Try it:
For every line in the records that has the word "Altm", make a copy.

Excerpted data:
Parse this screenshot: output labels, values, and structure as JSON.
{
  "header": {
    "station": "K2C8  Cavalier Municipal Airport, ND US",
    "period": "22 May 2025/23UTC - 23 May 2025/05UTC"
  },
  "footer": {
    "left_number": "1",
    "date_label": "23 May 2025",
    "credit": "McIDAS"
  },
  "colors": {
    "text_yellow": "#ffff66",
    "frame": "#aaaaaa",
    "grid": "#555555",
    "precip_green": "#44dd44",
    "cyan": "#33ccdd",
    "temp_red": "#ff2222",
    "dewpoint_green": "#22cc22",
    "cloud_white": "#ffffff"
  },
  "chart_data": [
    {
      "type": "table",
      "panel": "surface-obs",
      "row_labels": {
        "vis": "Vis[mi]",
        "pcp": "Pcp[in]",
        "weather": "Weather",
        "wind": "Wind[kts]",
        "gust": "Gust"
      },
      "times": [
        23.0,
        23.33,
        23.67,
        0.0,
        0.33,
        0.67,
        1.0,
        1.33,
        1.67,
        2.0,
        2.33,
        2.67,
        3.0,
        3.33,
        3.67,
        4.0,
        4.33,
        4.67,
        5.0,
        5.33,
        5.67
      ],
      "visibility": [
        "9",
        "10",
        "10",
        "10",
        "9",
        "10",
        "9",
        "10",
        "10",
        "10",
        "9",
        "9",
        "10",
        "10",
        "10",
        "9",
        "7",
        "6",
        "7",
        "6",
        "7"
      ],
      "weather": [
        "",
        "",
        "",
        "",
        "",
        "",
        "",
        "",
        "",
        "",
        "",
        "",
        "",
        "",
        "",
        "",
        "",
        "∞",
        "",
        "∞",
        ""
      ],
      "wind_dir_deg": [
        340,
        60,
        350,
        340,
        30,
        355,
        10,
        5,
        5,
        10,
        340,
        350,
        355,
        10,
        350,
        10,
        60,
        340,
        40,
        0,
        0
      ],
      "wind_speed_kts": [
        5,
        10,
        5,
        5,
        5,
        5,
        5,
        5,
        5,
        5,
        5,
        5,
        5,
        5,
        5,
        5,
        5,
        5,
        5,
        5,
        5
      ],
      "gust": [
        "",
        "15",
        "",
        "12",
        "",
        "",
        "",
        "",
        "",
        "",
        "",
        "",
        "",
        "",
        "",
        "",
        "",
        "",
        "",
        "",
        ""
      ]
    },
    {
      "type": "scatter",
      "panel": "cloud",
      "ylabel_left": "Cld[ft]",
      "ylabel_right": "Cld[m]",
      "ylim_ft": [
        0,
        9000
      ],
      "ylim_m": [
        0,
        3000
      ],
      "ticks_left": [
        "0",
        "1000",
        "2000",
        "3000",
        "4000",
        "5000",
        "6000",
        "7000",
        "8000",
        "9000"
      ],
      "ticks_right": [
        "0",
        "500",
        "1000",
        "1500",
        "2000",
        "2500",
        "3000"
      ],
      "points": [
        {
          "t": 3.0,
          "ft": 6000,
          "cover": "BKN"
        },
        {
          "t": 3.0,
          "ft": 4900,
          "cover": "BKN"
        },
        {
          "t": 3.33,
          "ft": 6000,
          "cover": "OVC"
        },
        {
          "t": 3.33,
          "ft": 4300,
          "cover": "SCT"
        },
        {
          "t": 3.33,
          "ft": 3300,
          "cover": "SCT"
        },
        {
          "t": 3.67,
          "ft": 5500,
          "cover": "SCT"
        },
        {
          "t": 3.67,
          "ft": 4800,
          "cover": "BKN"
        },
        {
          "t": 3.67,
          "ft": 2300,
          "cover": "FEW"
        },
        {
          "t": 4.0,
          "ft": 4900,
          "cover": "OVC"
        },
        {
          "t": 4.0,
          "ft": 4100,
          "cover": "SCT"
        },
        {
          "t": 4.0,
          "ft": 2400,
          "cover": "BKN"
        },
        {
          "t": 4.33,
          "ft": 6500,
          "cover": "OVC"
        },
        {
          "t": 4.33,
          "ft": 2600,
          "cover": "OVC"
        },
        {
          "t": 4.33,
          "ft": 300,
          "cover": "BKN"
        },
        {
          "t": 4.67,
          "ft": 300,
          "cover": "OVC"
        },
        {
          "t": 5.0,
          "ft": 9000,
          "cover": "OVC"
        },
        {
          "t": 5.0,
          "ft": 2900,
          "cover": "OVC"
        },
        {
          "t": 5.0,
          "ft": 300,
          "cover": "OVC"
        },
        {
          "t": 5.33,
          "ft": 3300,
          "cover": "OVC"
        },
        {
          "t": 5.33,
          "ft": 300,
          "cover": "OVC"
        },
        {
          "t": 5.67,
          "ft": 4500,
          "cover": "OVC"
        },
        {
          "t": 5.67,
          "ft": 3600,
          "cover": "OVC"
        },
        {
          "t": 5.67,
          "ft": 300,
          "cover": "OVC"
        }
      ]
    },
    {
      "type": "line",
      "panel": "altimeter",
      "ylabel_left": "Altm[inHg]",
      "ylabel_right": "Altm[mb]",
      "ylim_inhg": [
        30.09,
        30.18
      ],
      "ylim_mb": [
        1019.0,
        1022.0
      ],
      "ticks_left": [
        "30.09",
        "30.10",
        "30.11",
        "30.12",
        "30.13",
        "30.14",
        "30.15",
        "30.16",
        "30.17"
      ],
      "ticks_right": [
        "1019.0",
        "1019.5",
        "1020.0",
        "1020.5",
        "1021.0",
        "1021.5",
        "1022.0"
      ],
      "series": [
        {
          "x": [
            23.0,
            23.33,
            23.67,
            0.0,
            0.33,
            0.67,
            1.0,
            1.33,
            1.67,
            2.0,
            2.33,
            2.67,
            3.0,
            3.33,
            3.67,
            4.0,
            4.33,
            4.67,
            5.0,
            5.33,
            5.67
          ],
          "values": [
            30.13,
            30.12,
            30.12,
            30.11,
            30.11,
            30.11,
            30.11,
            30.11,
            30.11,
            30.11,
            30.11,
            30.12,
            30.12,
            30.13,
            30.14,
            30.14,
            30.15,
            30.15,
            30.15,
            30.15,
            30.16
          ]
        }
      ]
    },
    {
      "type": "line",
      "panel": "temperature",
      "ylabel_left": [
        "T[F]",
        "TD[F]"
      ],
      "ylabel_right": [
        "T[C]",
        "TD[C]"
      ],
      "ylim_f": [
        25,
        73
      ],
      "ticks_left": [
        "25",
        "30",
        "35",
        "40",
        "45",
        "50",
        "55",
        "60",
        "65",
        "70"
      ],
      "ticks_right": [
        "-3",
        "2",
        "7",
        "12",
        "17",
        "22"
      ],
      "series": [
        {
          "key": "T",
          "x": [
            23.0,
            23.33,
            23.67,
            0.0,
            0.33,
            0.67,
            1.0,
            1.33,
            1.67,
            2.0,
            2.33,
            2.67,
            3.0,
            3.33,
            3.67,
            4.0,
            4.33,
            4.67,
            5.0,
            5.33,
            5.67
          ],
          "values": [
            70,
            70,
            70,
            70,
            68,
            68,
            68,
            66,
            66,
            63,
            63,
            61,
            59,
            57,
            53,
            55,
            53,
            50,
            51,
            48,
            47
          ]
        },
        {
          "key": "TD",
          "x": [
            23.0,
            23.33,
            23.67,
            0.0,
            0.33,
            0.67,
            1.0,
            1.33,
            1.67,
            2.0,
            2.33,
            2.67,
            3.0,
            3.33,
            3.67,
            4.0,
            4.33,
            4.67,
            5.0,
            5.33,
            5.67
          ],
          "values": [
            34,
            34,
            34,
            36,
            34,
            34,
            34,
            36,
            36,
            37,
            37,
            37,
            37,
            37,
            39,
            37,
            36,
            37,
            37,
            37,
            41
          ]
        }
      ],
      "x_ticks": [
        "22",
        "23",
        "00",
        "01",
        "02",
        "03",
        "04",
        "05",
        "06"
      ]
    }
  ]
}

Task response:
      "ylabel_left": "Altm[inHg]",
      "ylabel_right": "Altm[mb]",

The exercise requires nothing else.